**Action item:**
Every line in the records below that holds "JSON" must be identified and copied.

[Opening Record extracts section]

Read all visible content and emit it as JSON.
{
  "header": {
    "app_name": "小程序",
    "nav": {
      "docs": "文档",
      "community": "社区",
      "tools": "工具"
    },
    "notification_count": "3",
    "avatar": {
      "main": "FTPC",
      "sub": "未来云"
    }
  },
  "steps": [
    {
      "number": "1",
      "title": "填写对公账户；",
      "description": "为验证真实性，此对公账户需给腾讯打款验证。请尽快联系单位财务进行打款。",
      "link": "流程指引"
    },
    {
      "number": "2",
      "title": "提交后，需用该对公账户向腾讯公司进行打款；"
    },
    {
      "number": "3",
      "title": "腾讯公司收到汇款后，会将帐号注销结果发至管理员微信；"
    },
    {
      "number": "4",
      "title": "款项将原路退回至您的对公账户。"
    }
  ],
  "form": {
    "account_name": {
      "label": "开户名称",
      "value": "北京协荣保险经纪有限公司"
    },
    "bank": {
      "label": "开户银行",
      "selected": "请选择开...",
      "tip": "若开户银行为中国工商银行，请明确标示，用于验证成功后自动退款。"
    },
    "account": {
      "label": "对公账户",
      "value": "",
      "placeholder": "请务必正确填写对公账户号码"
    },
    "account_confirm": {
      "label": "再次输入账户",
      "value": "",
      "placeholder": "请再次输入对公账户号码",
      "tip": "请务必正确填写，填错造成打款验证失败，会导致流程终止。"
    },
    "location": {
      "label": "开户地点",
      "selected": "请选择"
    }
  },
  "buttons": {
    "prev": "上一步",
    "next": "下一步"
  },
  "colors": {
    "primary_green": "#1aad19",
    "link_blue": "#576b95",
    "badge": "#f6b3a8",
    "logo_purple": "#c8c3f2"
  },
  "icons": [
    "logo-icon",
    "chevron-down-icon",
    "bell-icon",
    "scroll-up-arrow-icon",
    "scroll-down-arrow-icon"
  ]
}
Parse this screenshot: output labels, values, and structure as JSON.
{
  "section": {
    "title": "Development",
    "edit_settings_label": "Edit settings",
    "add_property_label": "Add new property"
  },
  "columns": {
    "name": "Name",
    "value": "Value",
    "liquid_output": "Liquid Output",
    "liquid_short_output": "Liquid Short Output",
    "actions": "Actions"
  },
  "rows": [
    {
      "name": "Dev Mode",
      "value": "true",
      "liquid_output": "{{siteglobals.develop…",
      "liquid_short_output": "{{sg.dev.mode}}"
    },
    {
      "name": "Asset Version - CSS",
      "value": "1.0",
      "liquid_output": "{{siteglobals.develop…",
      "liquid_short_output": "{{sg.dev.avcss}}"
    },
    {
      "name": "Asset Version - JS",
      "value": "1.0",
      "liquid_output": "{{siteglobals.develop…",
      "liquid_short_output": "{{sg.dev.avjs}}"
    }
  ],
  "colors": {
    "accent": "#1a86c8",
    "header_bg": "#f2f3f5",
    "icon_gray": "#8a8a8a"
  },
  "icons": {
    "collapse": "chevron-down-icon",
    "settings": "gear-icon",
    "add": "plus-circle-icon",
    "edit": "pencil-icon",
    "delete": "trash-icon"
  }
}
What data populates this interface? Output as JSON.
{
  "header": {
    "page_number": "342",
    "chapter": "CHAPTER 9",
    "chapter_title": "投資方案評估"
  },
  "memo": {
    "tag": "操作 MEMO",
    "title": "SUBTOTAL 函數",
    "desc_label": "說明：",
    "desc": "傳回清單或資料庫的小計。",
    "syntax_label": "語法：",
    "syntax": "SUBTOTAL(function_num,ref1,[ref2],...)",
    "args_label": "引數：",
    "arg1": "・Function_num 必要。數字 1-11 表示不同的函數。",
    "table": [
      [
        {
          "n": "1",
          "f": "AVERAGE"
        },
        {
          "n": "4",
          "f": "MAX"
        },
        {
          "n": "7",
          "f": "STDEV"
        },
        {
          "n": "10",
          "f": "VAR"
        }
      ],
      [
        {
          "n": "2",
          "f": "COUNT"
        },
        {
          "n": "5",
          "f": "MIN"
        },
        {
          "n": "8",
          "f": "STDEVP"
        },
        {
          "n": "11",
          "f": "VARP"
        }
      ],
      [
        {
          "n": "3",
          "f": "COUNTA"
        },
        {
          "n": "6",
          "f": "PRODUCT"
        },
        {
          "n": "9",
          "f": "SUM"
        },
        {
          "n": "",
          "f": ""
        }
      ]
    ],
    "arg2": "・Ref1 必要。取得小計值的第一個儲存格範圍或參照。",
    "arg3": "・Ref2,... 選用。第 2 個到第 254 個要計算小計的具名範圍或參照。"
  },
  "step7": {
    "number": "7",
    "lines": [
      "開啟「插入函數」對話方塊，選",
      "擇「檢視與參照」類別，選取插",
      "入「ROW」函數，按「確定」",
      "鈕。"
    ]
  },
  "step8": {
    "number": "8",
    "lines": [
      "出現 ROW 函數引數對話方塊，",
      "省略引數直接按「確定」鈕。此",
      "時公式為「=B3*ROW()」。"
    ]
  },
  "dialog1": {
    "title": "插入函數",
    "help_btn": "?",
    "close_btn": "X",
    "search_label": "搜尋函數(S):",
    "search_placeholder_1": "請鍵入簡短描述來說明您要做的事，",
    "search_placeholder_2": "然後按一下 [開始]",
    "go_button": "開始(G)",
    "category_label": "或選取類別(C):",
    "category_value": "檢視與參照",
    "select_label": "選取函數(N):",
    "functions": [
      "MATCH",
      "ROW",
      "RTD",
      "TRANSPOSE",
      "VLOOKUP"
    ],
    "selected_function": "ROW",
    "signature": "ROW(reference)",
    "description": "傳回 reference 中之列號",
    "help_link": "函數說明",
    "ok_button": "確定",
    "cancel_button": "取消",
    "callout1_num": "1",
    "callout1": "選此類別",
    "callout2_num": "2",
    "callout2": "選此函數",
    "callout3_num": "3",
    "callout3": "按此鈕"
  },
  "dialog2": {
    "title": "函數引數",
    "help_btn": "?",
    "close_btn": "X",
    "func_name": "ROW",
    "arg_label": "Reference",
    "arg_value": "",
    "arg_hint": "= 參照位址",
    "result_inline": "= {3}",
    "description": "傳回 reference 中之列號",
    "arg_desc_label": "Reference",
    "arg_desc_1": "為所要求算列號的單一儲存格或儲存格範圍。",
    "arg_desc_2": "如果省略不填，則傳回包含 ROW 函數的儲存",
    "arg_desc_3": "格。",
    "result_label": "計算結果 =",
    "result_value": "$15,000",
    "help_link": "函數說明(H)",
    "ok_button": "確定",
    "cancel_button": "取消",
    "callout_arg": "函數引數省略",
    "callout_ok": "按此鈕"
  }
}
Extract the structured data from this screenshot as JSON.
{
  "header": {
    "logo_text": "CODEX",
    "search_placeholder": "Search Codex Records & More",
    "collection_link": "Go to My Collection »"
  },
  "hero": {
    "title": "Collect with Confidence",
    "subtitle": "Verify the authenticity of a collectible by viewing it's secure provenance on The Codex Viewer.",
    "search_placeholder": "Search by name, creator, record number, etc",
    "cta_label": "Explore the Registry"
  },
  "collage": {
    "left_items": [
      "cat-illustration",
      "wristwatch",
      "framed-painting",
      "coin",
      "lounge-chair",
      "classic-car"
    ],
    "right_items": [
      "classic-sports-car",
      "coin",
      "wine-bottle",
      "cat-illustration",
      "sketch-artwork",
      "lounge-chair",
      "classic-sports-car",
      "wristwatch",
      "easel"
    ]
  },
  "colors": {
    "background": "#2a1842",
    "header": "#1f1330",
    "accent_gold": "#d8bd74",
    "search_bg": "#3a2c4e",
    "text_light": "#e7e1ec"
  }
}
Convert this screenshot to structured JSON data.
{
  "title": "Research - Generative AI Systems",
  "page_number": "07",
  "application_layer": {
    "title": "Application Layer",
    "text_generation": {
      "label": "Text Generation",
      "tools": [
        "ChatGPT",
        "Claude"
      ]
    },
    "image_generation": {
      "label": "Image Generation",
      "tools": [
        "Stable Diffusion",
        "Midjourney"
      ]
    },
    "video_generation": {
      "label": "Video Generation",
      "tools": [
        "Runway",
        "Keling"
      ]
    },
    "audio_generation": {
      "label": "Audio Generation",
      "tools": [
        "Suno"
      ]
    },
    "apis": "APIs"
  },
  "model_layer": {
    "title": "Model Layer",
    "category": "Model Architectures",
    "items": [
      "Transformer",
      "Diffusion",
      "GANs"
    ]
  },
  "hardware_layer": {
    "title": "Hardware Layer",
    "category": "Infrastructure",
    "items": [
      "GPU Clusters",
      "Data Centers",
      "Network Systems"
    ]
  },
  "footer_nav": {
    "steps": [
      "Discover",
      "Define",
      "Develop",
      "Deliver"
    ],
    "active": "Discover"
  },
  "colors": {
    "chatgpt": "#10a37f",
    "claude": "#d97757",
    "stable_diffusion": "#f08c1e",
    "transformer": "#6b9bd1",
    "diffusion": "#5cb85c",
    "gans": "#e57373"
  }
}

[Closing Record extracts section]

**Solution for this exercise:**
Read all visible content and emit it as JSON.
Parse this screenshot: output labels, values, and structure as JSON.
What data populates this interface? Output as JSON.
Extract the structured data from this screenshot as JSON.
Convert this screenshot to structured JSON data.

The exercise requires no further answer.